Data extracted from a collection
^^^^

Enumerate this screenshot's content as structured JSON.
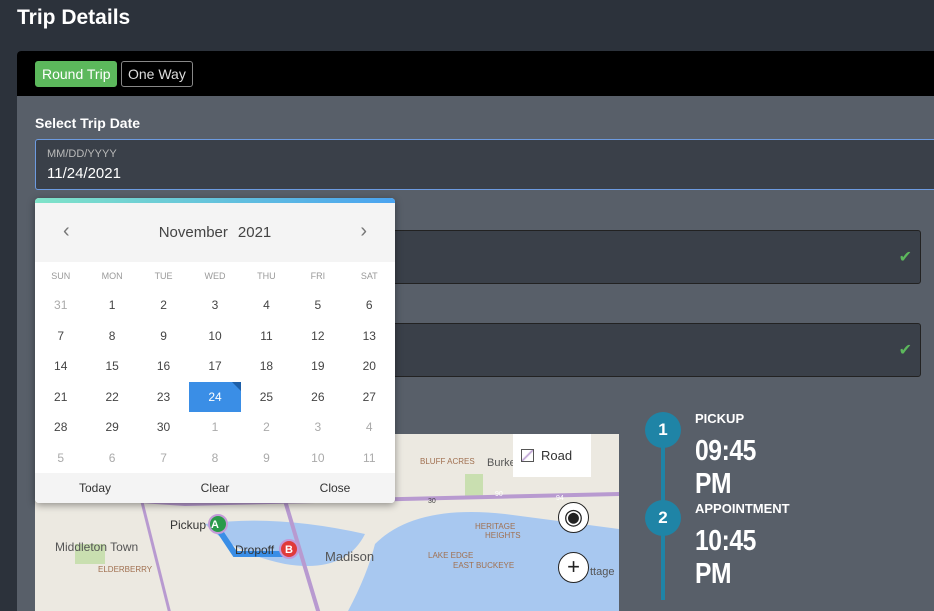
{
  "page": {
    "title": "Trip Details"
  },
  "tabs": [
    {
      "label": "Round Trip",
      "active": true
    },
    {
      "label": "One Way",
      "active": false
    }
  ],
  "date": {
    "label": "Select Trip Date",
    "placeholder": "MM/DD/YYYY",
    "value": "11/24/2021"
  },
  "calendar": {
    "month": "November",
    "year": "2021",
    "prev_icon": "chevron-left",
    "next_icon": "chevron-right",
    "dows": [
      "SUN",
      "MON",
      "TUE",
      "WED",
      "THU",
      "FRI",
      "SAT"
    ],
    "days": [
      [
        "31",
        1
      ],
      [
        "1",
        0
      ],
      [
        "2",
        0
      ],
      [
        "3",
        0
      ],
      [
        "4",
        0
      ],
      [
        "5",
        0
      ],
      [
        "6",
        0
      ],
      [
        "7",
        0
      ],
      [
        "8",
        0
      ],
      [
        "9",
        0
      ],
      [
        "10",
        0
      ],
      [
        "11",
        0
      ],
      [
        "12",
        0
      ],
      [
        "13",
        0
      ],
      [
        "14",
        0
      ],
      [
        "15",
        0
      ],
      [
        "16",
        0
      ],
      [
        "17",
        0
      ],
      [
        "18",
        0
      ],
      [
        "19",
        0
      ],
      [
        "20",
        0
      ],
      [
        "21",
        0
      ],
      [
        "22",
        0
      ],
      [
        "23",
        0
      ],
      [
        "24",
        2
      ],
      [
        "25",
        0
      ],
      [
        "26",
        0
      ],
      [
        "27",
        0
      ],
      [
        "28",
        0
      ],
      [
        "29",
        0
      ],
      [
        "30",
        0
      ],
      [
        "1",
        1
      ],
      [
        "2",
        1
      ],
      [
        "3",
        1
      ],
      [
        "4",
        1
      ],
      [
        "5",
        1
      ],
      [
        "6",
        1
      ],
      [
        "7",
        1
      ],
      [
        "8",
        1
      ],
      [
        "9",
        1
      ],
      [
        "10",
        1
      ],
      [
        "11",
        1
      ]
    ],
    "footer": [
      "Today",
      "Clear",
      "Close"
    ]
  },
  "map": {
    "style_label": "Road",
    "labels": {
      "pickup": "Pickup",
      "dropoff": "Dropoff",
      "a": "A",
      "b": "B",
      "middleton": "Middleton Town",
      "elderberry": "ELDERBERRY",
      "madison": "Madison",
      "bluff": "BLUFF ACRES",
      "burke": "Burke",
      "heritage": "HERITAGE",
      "heights": "HEIGHTS",
      "lake_edge": "LAKE EDGE",
      "east_buckeye": "EAST BUCKEYE",
      "cottage": "ttage",
      "r30": "30",
      "r90": "90",
      "r94": "94"
    }
  },
  "timeline": [
    {
      "num": "1",
      "label": "PICKUP",
      "time": "09:45 PM"
    },
    {
      "num": "2",
      "label": "APPOINTMENT",
      "time": "10:45 PM"
    }
  ],
  "colors": {
    "accent": "#5cb85c",
    "timeline": "#1f84a6",
    "selected_day": "#3a8ee6"
  }
}
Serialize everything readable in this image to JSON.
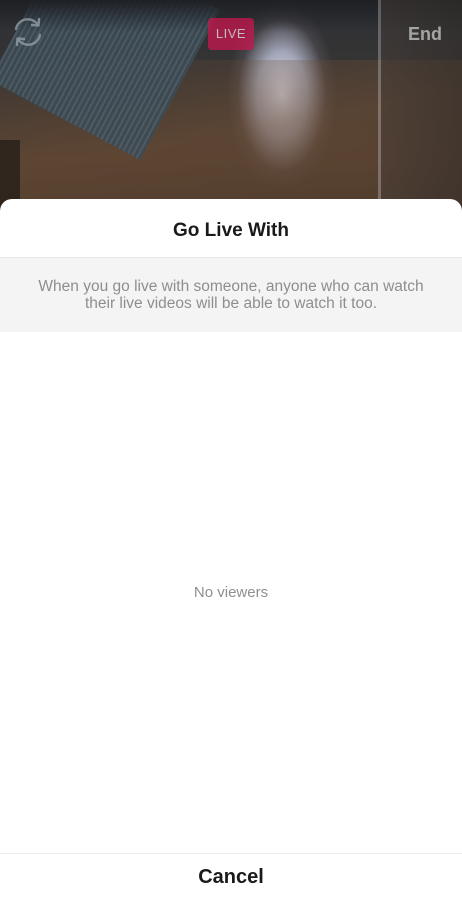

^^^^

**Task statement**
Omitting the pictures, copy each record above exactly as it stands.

**Answer space**
Enumerate this screenshot's content as structured JSON.
{
  "page": {
    "title": "Trip Details"
  },
  "tabs": [
    {
      "label": "Round Trip",
      "active": true
    },
    {
      "label": "One Way",
      "active": false
    }
  ],
  "date": {
    "label": "Select Trip Date",
    "placeholder": "MM/DD/YYYY",
    "value": "11/24/2021"
  },
  "calendar": {
    "month": "November",
    "year": "2021",
    "prev_icon": "chevron-left",
    "next_icon": "chevron-right",
    "dows": [
      "SUN",
      "MON",
      "TUE",
      "WED",
      "THU",
      "FRI",
      "SAT"
    ],
    "days": [
      [
        "31",
        1
      ],
      [
        "1",
        0
      ],
      [
        "2",
        0
      ],
      [
        "3",
        0
      ],
      [
        "4",
        0
      ],
      [
        "5",
        0
      ],
      [
        "6",
        0
      ],
      [
        "7",
        0
      ],
      [
        "8",
        0
      ],
      [
        "9",
        0
      ],
      [
        "10",
        0
      ],
      [
        "11",
        0
      ],
      [
        "12",
        0
      ],
      [
        "13",
        0
      ],
      [
        "14",
        0
      ],
      [
        "15",
        0
      ],
      [
        "16",
        0
      ],
      [
        "17",
        0
      ],
      [
        "18",
        0
      ],
      [
        "19",
        0
      ],
      [
        "20",
        0
      ],
      [
        "21",
        0
      ],
      [
        "22",
        0
      ],
      [
        "23",
        0
      ],
      [
        "24",
        2
      ],
      [
        "25",
        0
      ],
      [
        "26",
        0
      ],
      [
        "27",
        0
      ],
      [
        "28",
        0
      ],
      [
        "29",
        0
      ],
      [
        "30",
        0
      ],
      [
        "1",
        1
      ],
      [
        "2",
        1
      ],
      [
        "3",
        1
      ],
      [
        "4",
        1
      ],
      [
        "5",
        1
      ],
      [
        "6",
        1
      ],
      [
        "7",
        1
      ],
      [
        "8",
        1
      ],
      [
        "9",
        1
      ],
      [
        "10",
        1
      ],
      [
        "11",
        1
      ]
    ],
    "footer": [
      "Today",
      "Clear",
      "Close"
    ]
  },
  "map": {
    "style_label": "Road",
    "labels": {
      "pickup": "Pickup",
      "dropoff": "Dropoff",
      "a": "A",
      "b": "B",
      "middleton": "Middleton Town",
      "elderberry": "ELDERBERRY",
      "madison": "Madison",
      "bluff": "BLUFF ACRES",
      "burke": "Burke",
      "heritage": "HERITAGE",
      "heights": "HEIGHTS",
      "lake_edge": "LAKE EDGE",
      "east_buckeye": "EAST BUCKEYE",
      "cottage": "ttage",
      "r30": "30",
      "r90": "90",
      "r94": "94"
    }
  },
  "timeline": [
    {
      "num": "1",
      "label": "PICKUP",
      "time": "09:45 PM"
    },
    {
      "num": "2",
      "label": "APPOINTMENT",
      "time": "10:45 PM"
    }
  ],
  "colors": {
    "accent": "#5cb85c",
    "timeline": "#1f84a6",
    "selected_day": "#3a8ee6"
  }
}
Serialize everything readable in this image to JSON.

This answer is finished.